Input records section start

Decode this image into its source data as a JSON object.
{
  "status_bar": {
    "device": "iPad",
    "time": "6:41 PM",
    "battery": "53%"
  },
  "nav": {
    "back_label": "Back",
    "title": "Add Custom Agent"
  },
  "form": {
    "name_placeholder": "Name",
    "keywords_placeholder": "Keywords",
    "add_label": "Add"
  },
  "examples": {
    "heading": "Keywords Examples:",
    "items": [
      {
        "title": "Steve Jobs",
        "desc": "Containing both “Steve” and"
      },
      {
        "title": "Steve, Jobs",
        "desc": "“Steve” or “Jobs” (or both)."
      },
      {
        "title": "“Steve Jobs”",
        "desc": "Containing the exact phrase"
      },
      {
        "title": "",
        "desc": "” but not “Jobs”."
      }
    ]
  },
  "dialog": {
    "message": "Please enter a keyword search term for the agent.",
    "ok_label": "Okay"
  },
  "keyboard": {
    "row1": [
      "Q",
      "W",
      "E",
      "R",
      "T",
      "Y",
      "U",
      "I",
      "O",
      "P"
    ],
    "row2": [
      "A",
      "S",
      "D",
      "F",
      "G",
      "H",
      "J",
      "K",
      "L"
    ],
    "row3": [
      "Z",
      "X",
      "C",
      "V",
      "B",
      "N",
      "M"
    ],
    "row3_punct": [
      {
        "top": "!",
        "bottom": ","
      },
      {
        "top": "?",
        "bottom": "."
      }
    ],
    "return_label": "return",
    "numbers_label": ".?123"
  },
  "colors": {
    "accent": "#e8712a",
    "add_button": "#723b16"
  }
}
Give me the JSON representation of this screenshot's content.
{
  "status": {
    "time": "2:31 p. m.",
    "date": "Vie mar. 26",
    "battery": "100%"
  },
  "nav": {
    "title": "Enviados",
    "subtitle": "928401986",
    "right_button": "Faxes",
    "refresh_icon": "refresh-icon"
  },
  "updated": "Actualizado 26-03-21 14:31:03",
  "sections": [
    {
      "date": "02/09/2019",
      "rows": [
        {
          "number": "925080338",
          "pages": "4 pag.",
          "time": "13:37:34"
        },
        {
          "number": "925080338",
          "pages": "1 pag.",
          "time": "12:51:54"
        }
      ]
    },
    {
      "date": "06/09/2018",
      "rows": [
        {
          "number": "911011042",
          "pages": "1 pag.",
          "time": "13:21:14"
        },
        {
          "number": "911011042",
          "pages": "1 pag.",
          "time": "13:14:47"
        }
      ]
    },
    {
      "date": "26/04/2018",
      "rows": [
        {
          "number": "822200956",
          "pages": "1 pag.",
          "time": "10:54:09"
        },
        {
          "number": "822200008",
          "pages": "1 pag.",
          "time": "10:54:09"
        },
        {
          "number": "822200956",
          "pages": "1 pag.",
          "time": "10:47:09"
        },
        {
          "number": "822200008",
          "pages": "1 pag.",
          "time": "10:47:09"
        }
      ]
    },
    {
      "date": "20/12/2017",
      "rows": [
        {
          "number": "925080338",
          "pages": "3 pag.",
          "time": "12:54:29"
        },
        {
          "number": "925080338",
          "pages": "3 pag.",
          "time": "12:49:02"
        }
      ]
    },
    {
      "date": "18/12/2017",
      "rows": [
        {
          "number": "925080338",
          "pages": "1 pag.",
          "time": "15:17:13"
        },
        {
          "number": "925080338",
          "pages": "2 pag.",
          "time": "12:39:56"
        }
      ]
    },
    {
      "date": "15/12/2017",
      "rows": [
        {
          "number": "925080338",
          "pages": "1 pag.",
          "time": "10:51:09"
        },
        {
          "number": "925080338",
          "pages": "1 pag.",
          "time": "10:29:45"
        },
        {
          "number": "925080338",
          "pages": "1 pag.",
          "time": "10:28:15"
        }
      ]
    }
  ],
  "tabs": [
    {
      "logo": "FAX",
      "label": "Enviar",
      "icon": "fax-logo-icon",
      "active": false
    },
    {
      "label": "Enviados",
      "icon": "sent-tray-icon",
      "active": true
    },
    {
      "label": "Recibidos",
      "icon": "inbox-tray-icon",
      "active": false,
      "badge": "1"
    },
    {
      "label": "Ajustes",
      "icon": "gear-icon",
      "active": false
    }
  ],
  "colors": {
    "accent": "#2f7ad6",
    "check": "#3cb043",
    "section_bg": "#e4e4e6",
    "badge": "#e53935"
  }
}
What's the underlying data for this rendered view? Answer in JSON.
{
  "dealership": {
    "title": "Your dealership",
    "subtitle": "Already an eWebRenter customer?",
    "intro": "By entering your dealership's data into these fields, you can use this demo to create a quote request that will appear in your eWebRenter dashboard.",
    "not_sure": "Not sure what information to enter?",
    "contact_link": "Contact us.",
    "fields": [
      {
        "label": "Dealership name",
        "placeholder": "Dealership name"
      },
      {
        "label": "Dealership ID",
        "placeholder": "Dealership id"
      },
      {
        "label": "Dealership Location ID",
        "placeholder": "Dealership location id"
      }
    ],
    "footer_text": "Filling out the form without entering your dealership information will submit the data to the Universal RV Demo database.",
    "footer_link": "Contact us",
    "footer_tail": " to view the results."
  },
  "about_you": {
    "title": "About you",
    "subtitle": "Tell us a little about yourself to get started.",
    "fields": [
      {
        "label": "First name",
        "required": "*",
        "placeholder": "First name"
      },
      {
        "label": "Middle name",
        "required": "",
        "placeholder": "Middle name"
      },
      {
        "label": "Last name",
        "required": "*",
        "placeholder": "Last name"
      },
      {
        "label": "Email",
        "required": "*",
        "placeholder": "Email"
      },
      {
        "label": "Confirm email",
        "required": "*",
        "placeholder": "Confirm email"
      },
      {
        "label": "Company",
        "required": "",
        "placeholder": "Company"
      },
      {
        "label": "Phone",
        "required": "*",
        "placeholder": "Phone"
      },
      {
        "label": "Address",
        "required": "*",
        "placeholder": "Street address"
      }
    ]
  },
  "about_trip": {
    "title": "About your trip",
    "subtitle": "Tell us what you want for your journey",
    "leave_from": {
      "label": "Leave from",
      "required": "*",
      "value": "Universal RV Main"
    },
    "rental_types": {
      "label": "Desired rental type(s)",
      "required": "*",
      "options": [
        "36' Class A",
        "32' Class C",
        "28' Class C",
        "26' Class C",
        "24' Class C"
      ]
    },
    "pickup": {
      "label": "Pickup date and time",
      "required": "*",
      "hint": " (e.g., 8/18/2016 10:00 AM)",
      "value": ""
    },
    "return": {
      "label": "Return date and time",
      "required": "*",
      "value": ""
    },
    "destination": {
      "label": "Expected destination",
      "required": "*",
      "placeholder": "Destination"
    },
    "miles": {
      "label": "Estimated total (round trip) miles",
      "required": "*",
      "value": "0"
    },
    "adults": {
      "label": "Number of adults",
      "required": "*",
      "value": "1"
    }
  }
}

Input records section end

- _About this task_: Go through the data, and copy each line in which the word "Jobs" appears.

- _Written answer_:
        "title": "Steve Jobs",
        "title": "Steve, Jobs",
        "desc": "“Steve” or “Jobs” (or both)."
        "title": "“Steve Jobs”",
        "desc": "” but not “Jobs”."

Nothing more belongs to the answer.